[WHAT TO PRODUCE]
Once a line is found to contain "inout", copy it out of the listing.

── DATA SHOWN

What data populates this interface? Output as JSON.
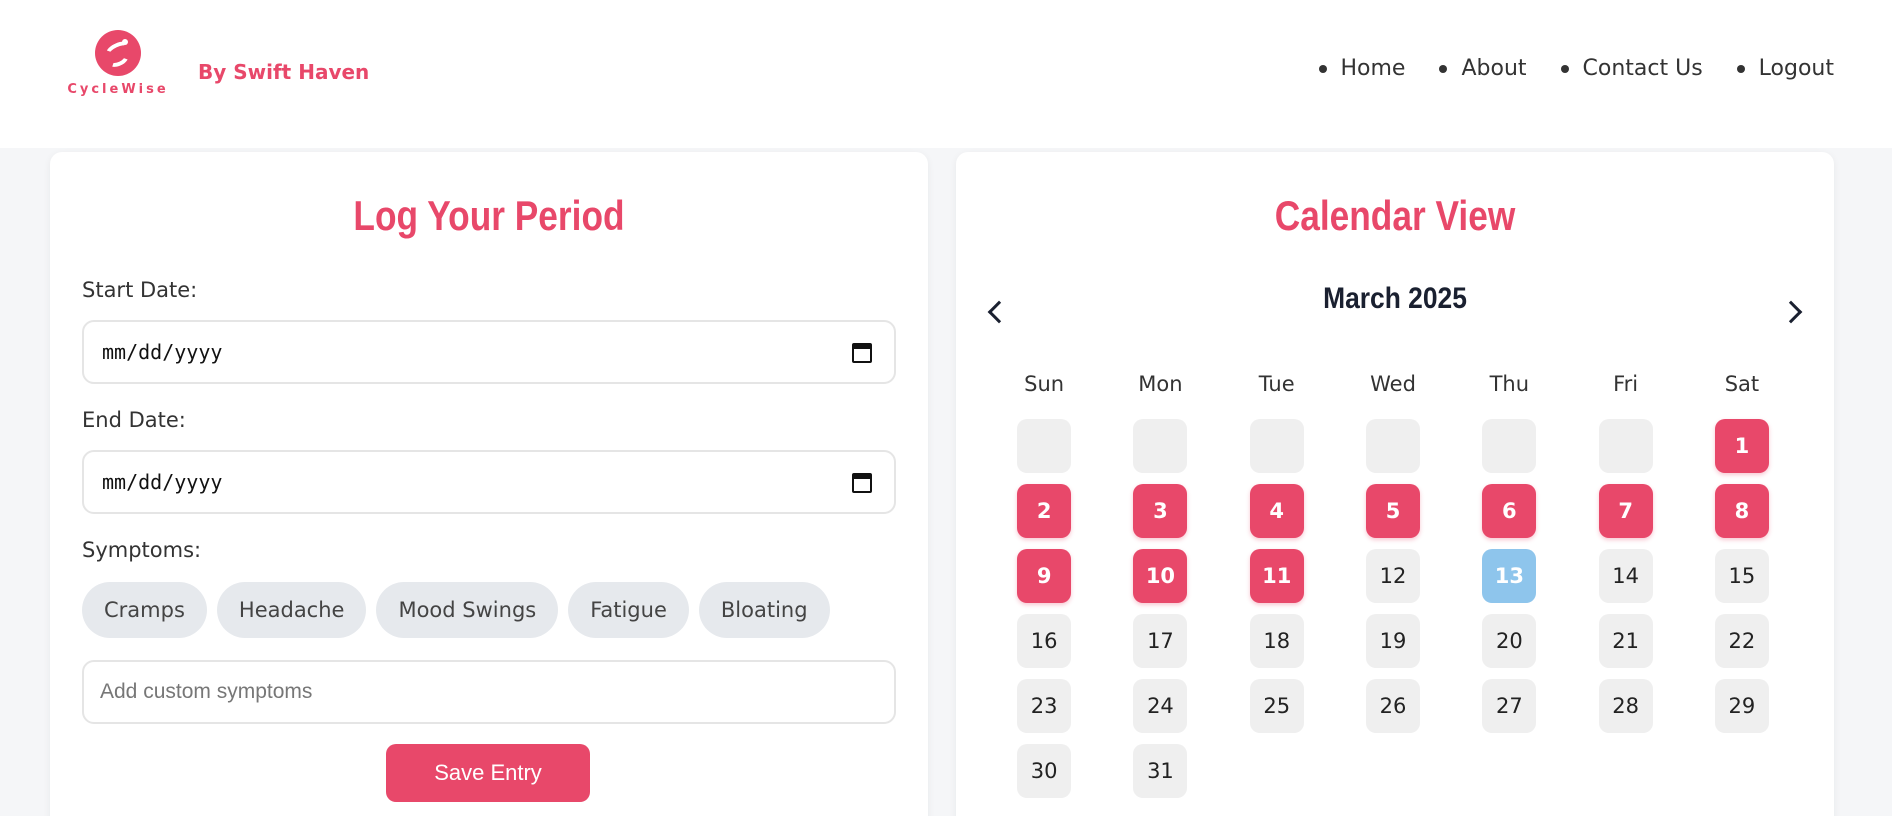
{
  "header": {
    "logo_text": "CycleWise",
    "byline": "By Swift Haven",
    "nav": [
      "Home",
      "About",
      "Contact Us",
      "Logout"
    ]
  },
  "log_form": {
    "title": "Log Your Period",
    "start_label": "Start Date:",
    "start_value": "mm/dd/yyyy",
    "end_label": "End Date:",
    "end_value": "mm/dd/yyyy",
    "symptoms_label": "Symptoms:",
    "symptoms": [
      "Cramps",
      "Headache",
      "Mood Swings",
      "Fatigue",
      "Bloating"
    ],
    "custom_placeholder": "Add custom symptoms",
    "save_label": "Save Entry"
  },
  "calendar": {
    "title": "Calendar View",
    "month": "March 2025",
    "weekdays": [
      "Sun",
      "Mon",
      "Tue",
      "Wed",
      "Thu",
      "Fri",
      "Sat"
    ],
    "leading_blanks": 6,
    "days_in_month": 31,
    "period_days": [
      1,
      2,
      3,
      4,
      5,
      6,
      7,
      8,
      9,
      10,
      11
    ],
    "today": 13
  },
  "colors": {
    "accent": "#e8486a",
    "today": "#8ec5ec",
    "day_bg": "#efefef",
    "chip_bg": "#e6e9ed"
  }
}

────
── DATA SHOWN

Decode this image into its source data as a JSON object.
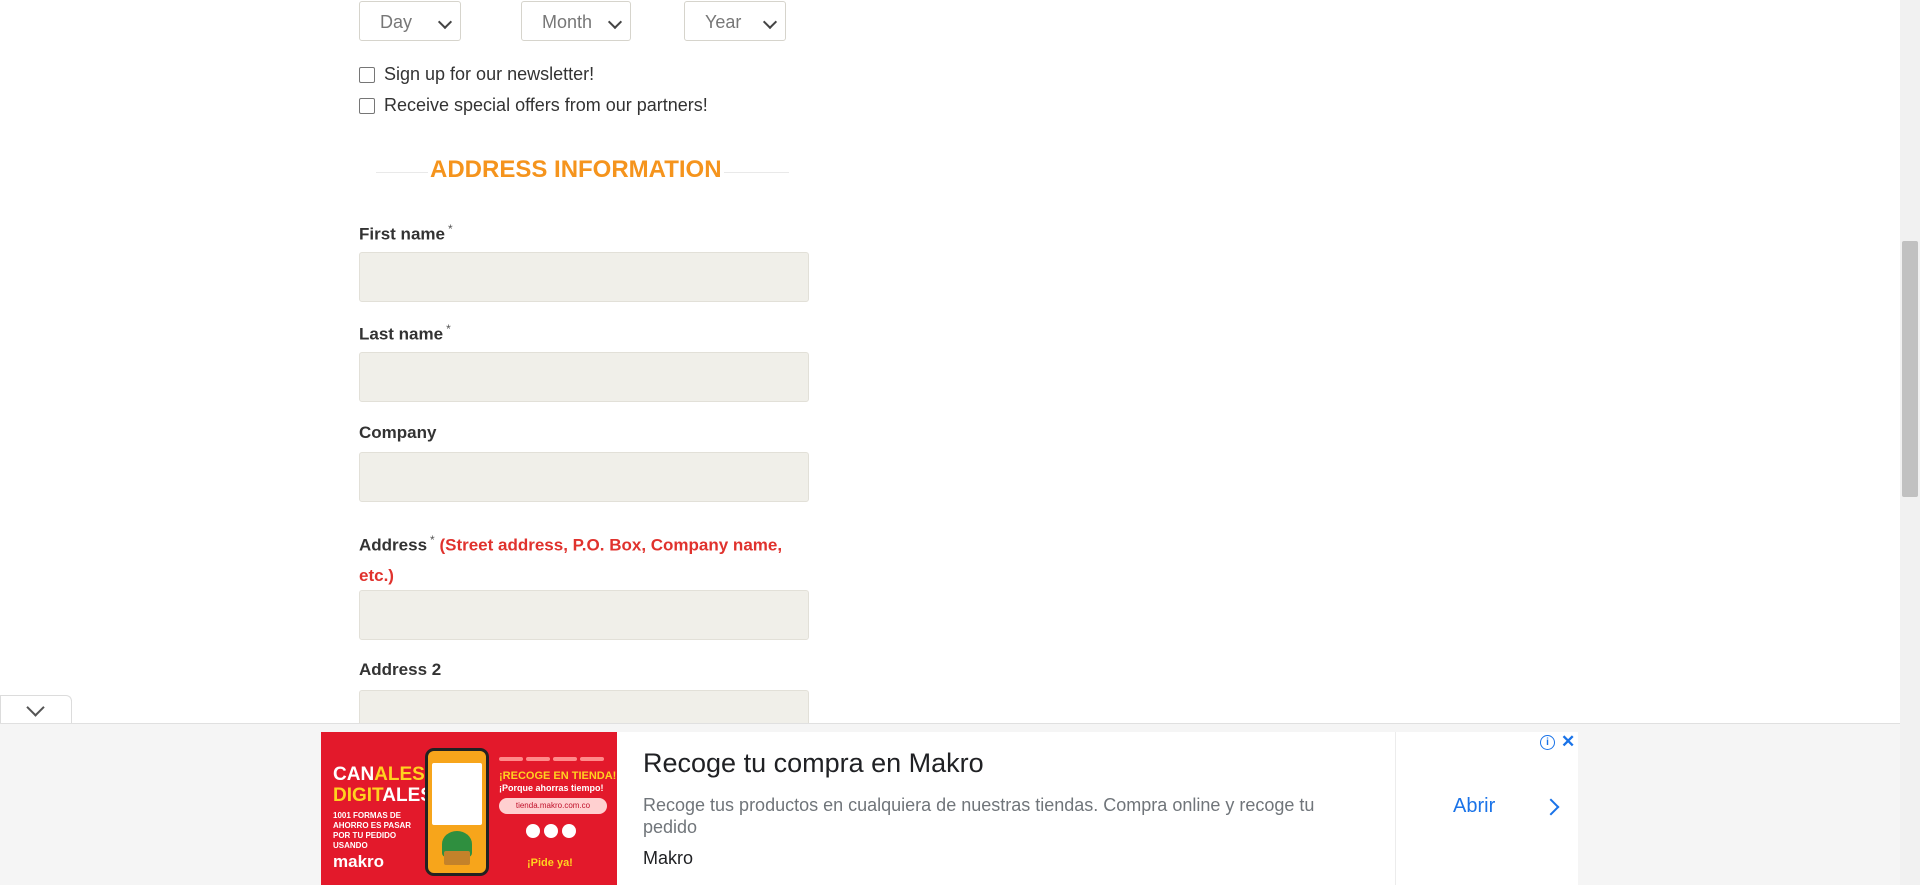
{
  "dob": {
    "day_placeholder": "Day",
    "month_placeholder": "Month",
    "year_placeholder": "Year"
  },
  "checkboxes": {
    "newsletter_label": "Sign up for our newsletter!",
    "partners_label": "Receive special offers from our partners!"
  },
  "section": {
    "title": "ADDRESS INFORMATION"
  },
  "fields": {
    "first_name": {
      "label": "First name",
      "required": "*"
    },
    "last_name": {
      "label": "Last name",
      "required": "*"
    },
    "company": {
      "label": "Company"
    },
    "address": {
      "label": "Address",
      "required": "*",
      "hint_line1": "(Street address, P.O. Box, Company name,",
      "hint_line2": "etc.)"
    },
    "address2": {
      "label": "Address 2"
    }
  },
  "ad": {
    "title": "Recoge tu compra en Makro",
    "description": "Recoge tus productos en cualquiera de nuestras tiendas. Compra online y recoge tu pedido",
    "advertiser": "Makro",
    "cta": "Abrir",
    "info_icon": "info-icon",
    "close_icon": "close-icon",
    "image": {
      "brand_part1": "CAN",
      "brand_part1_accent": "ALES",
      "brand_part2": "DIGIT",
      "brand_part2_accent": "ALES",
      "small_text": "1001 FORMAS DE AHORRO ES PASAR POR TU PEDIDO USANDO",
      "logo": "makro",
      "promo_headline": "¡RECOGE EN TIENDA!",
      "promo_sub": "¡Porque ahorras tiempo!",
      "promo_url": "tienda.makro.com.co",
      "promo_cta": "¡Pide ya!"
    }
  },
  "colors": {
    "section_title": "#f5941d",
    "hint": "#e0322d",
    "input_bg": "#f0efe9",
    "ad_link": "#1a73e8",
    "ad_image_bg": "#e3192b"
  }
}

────
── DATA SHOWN

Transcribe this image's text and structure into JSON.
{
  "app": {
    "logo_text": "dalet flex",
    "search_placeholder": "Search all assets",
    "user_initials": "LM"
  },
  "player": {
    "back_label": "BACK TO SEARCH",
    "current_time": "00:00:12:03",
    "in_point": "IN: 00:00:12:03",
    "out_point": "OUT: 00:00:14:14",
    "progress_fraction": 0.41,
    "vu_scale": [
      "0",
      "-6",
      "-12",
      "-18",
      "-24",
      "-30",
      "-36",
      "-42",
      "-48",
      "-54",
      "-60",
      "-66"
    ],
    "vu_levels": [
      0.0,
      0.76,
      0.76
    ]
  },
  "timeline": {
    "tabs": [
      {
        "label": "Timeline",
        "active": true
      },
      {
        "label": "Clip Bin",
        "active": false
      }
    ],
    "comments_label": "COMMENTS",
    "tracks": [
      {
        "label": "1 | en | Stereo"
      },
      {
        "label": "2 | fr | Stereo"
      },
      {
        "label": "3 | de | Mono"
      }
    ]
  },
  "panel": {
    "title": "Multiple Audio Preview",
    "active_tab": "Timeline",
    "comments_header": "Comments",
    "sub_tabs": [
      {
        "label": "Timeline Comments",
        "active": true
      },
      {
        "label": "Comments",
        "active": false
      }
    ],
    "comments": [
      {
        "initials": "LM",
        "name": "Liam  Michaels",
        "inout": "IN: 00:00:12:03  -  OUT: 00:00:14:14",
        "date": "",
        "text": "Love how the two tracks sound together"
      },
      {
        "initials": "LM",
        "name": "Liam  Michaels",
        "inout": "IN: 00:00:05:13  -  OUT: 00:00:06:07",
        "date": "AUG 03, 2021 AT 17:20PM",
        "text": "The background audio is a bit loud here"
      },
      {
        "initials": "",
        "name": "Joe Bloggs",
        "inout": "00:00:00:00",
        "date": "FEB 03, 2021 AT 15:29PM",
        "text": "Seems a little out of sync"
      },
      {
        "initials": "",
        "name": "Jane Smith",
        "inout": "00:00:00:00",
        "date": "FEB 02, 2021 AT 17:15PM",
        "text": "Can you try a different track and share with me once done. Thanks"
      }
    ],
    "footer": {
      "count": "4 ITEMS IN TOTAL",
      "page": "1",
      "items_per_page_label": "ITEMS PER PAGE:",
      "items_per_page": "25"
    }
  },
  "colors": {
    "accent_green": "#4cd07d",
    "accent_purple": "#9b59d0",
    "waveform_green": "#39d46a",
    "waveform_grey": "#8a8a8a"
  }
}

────

[ANSWER SPACE]
        "inout": "IN: 00:00:12:03  -  OUT: 00:00:14:14",
        "inout": "IN: 00:00:05:13  -  OUT: 00:00:06:07",
        "inout": "00:00:00:00",
        "inout": "00:00:00:00",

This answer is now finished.